Physics Research - Wave Mechanics
- Discrete Quantum Theory
- Lorentzian Ether Theory
- Potential Continuity Equation
- Magnetism is Not Fundamental
- Schrödinger's Equation
- Derivation of Maxwell Eqns
- Momentum Operator
- Quantum Field Theory
- Gravitomagnetism
- Radial Force Deflection
Physics Notes - Interference Patterns
- Calculus of Units
- Physics Questions
- Physics Derivations
- Electrostatics Derivations
- Green's Functions
- Lagrange's Equation
- First Year Graduate Physics
- Units and Dimensions
- Fermi's Golden Rule
- Geometrical Optics
- Work-Energy Theorem

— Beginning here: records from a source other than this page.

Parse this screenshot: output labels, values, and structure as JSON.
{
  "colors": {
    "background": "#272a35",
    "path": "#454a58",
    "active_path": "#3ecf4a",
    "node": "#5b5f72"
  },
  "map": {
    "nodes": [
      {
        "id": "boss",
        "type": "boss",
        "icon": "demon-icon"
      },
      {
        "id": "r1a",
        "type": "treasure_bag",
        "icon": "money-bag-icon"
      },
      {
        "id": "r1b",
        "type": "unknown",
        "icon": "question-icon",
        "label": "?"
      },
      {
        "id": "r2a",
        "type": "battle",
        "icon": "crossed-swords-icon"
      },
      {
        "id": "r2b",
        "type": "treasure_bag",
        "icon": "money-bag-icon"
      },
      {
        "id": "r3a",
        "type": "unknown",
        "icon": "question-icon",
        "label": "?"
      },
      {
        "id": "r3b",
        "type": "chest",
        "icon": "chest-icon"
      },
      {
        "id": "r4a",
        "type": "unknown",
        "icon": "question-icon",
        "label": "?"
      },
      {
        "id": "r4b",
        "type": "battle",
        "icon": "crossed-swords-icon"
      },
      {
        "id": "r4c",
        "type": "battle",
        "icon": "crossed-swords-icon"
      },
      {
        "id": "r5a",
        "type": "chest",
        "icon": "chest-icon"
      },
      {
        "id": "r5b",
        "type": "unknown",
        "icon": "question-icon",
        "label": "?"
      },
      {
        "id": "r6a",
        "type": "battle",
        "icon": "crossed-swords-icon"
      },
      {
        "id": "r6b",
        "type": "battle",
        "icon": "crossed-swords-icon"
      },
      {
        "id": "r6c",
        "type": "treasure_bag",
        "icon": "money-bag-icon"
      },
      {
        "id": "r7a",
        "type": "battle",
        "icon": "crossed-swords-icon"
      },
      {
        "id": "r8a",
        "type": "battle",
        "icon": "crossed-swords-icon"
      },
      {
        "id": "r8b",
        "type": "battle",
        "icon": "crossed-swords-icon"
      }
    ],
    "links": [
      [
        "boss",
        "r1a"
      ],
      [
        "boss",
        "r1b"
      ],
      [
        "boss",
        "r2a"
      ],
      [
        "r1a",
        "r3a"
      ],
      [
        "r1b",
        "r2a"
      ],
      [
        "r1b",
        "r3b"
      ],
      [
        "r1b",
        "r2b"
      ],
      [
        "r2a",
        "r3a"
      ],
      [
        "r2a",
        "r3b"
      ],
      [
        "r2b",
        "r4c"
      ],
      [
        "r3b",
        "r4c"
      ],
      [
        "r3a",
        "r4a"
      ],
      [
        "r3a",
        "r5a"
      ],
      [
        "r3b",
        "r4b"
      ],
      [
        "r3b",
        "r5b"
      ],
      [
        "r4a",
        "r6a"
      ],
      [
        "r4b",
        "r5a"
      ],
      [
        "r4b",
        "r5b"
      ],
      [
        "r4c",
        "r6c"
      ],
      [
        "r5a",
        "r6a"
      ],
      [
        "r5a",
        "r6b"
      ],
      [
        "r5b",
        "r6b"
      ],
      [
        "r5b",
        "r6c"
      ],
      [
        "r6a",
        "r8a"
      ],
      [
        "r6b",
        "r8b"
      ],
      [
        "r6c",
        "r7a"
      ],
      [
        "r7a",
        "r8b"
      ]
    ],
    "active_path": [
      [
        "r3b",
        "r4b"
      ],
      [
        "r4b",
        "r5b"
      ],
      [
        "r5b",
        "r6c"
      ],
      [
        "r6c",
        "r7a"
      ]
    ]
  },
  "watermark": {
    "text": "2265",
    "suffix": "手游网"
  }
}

- The Carnot Heat Engine
Mathematics - Formula Functions
- Knot Theory
- Pythagorean Theorem
- Monte Carlo Integration
- Fibonacci Primes
- Error Analysis
- Fourier Delta
- Lie Groups
- De Moivre's Theorem
- The Total Derivative
Resources |
## Pascal's WagerSetup: The utility of going to heaven is infinite, so if there is a chance that God exists, then decision theory tells us that the expected utility of believing in God is greater than the expected utility of not believing. The problem here is that two different levels of probability are being confused. The statement "God exists" is either true or false. Therefore, the probability that God exists is either 0 or 1. When we say that there is a slight chance that God exists, we mean to say that there is a slight chance that the probability that God exists is 1. If we assign the value of this slight chance directly to the probability that God exists, it is effectively saying that when you die, somebody is going to roll some dice to determine whether God should be born or not. Therefore the paradox is resolved because the decision theory matrix splits into two cases, one where the probability that god exists is 1 and another for a probability of 0. The chance that you give that God exists simply determines which of these two matrices you look at. |